I want to prove her central thesis wrong, but I feel like I'd just be offering myself up as an example, making it very easy for naysayers to point out my own short-comings. Which, of course, raises the question: would I be more offended at being called a bad writer or a bad overachiever?

Thursday, May 11, 2006

Stop what you're doing and go watch this movie right now

I'm usually a really terrible person to watch television with. I'm an obsessive channel surfer and a speed reader, which means it's usually just a blur, and then when I do stop to watch something it's almost always a reality program in which people are horrible to each other.

BUT, tonight I stayed in with the puppy and saw an amazing movie on TCM -- Imitation of Life - Claudette Colbert, not Lana Turner.

I had read about it before as a famous tragic mulatto story, but it's way much more than that. It's about commerce, capitalism, single mothers, friendship, Aunt Jemima, education, race, and identity. And it's complicated, keeping up the surprises, despite being fundamentally a melodrama. For a 2006 audience, there are moments of discomfort watching Louise Beavers be the stereotypical mammy, but way fewer than watching a preview for "Bringing Down The House." And she's the hero. For her intelligence and ideas, not just her warm, fun-loving personality.

Favorite and most "holy cow, this is 1934" line:

Claudette Colbert about Louise Beavers' character's daughter: She's very smart.

Louise Beavers: We all start out smart. We don't get dumb till later.

Plus really great supporting performances from Ned Sparks and Warren William. And an amazing job from Fredi Washington, an important African American actress and civil rights advocate, unlike the white lady in the Sirk remake.

So go watch it. And if your friend stops by to deliver mangos 10 minutes before the end, you can make him stay and watch it and try not to tear up.

Friday, May 05, 2006

Houseguests and Handtools

Our most recent house-guest departed Wednesday AM, causing me to realize that, over the last month, we've had four people from assorted cities near and far camp out on our futon, and how nice it is.

Part of this I attribute to location -- my proposed slogan for New Haven is "halfway between where you are and where you want to be" [also a good motto for professional school] -- and it turns out to be somewhat true. People are often traveling from one place to another and find it convenient to camp out here. Or, people come here for weddings or workshops or just plain visits.

And, like many things, including, as I am discovering these days, racheting, the more you do it, the easier it is. So, even if I can weirdly morph into the kind of person who worries about whether there are flecks of toothpaste on the bathroom mirror, having one guest per week makes me calm down about whether every dust bunny has been hunted and exterminated.

Also, having a grocery store and an Apizza 1-2 blocks away does wonders for the ease of hostessing.

In other news, I am currently working as unskilled verging-on incompetent labor for the Carlotta Festival of New Plays.
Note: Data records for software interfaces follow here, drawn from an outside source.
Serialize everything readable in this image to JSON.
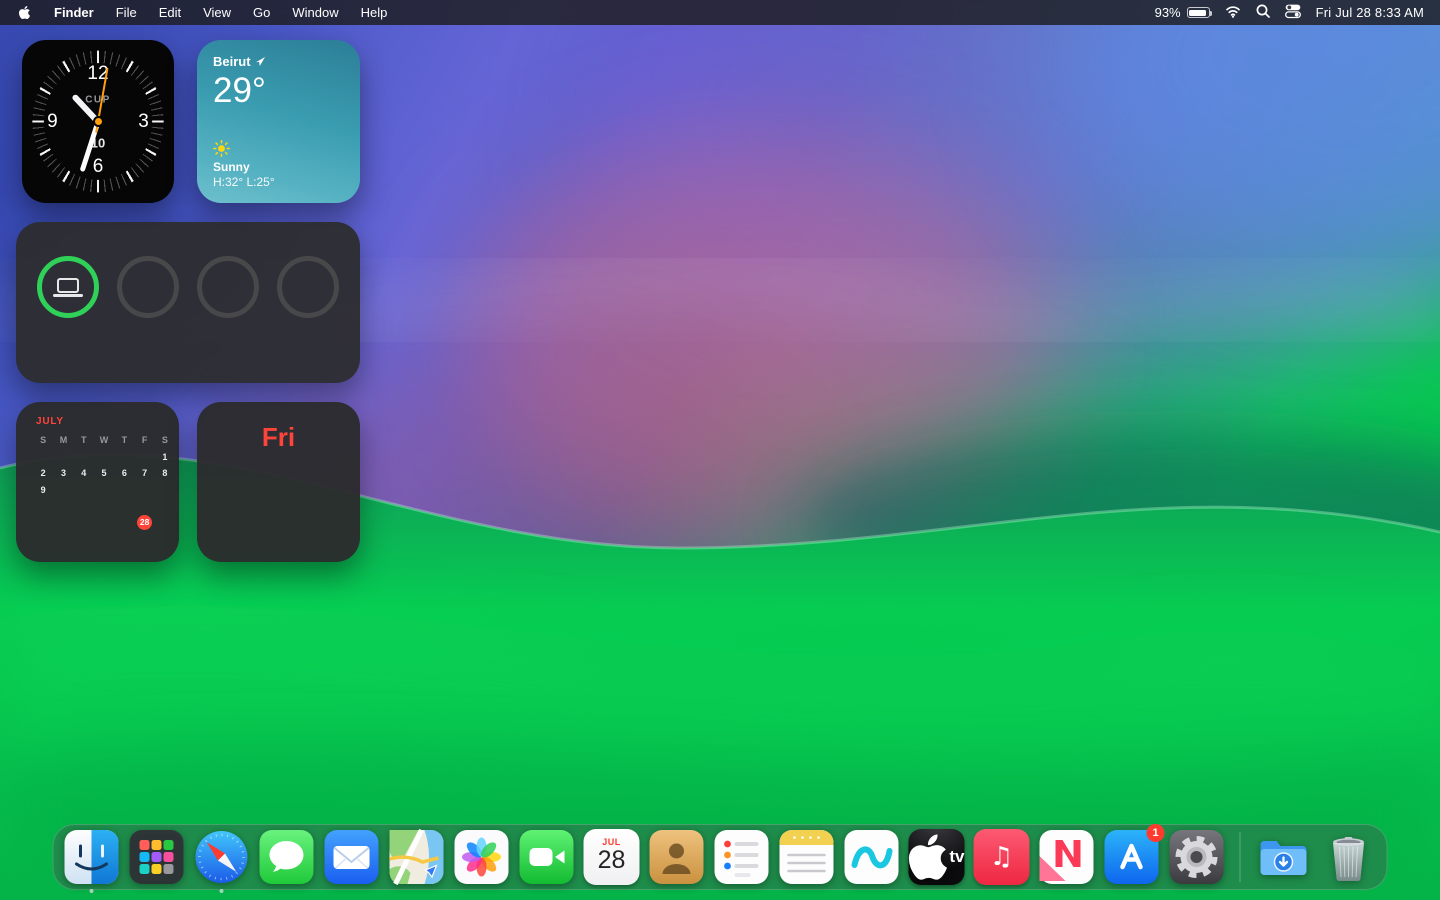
{
  "menu_bar": {
    "app_name": "Finder",
    "menus": [
      "File",
      "Edit",
      "View",
      "Go",
      "Window",
      "Help"
    ],
    "status": {
      "battery_percent": "93%",
      "datetime": "Fri Jul 28  8:33 AM"
    }
  },
  "widgets": {
    "clock": {
      "dial": [
        "12",
        "3",
        "6",
        "9"
      ],
      "city": "CUP",
      "date": "10"
    },
    "weather": {
      "location": "Beirut",
      "temperature": "29°",
      "condition": "Sunny",
      "high_low": "H:32° L:25°"
    },
    "battery_rings": {
      "rings": [
        {
          "device": "laptop",
          "state": "charged"
        },
        {
          "state": "empty"
        },
        {
          "state": "empty"
        },
        {
          "state": "empty"
        }
      ]
    },
    "calendar_month": {
      "month_label": "JULY",
      "day_headers": [
        "S",
        "M",
        "T",
        "W",
        "T",
        "F",
        "S"
      ],
      "weeks": [
        [
          "",
          "",
          "",
          "",
          "",
          "",
          "1"
        ],
        [
          "2",
          "3",
          "4",
          "5",
          "6",
          "7",
          "8"
        ],
        [
          "9",
          "",
          "",
          "",
          "",
          "",
          ""
        ],
        [
          "",
          "",
          "",
          "",
          "",
          "",
          ""
        ],
        [
          "",
          "",
          "",
          "",
          "",
          "28",
          ""
        ]
      ],
      "today": "28"
    },
    "calendar_day": {
      "weekday": "Fri"
    }
  },
  "dock": {
    "app_names": [
      "Finder",
      "Launchpad",
      "Safari",
      "Messages",
      "Mail",
      "Maps",
      "Photos",
      "FaceTime",
      "Calendar",
      "Contacts",
      "Reminders",
      "Notes",
      "Freeform",
      "TV",
      "Music",
      "News",
      "App Store",
      "System Settings",
      "Downloads",
      "Trash"
    ],
    "running_apps": [
      "Finder",
      "Safari"
    ],
    "calendar_icon": {
      "month": "JUL",
      "day": "28"
    },
    "appletv_label": "tv",
    "app_store_badge": "1",
    "music_glyph": "♫"
  }
}
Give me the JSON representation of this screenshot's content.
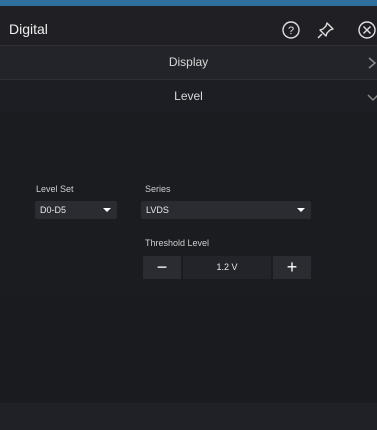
{
  "window": {
    "title": "Digital"
  },
  "header_icons": {
    "help": "help-circle-icon",
    "pin": "pin-icon",
    "close": "close-circle-icon"
  },
  "sections": {
    "display_label": "Display",
    "level_label": "Level"
  },
  "level_set": {
    "label": "Level Set",
    "value": "D0-D5"
  },
  "series": {
    "label": "Series",
    "value": "LVDS"
  },
  "threshold": {
    "label": "Threshold Level",
    "value": "1.2 V",
    "minus": "−",
    "plus": "+"
  },
  "colors": {
    "accent": "#2e6f9d",
    "background": "#1c1d21",
    "control": "#2b2c31"
  }
}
See racheting. Also see me two stories in the air on the genie changing gels. Also see me breaking the elaborate screen doors with my foot. There's nothing like working backstage, though, to get an appreciation for the enormous amounts of effort that go into putting up a show. Or three shows in rep. And it's made me come away with two vows: 1) I should make sure that what I write is good because several people will be involved in bringing it to life and it would be lame if it sucked. And 2) Inflatable sets. Totally underrepresented. Currently thinking . . . moonbounce?